EXERCISE REQUIREMENTS: Search each line below for the word "Condomínio" and list those that contain it.

[Page and application data records]
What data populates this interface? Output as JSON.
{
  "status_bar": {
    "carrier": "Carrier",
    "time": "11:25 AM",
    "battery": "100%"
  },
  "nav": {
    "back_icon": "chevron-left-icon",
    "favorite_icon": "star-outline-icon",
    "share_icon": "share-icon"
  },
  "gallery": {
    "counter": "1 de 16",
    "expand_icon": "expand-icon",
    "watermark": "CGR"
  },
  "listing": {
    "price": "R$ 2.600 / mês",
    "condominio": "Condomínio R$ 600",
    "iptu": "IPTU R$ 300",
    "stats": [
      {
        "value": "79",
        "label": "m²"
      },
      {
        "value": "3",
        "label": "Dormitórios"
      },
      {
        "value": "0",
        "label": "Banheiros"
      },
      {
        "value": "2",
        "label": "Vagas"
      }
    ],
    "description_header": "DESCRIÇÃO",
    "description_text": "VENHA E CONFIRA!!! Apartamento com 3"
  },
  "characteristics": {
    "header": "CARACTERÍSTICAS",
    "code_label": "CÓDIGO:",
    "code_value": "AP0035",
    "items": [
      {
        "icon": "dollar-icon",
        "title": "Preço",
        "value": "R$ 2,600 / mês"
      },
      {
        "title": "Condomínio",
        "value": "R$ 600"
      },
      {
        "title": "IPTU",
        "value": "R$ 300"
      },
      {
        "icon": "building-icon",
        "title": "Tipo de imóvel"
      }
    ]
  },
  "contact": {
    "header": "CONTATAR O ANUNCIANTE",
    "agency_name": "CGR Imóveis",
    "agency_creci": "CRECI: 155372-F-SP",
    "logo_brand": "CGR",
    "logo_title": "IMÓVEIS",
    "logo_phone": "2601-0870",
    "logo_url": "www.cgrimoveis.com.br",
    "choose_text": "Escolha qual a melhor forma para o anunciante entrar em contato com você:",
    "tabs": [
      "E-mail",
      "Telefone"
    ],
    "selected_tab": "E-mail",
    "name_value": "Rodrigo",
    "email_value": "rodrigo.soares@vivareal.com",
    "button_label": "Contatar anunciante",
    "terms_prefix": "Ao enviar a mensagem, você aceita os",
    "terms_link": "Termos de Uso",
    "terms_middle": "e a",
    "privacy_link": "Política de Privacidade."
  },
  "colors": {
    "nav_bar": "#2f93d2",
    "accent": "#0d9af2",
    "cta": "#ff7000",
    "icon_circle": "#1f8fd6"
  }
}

EXERCISE RESULT:
    "condominio": "Condomínio R$ 600",
        "title": "Condomínio",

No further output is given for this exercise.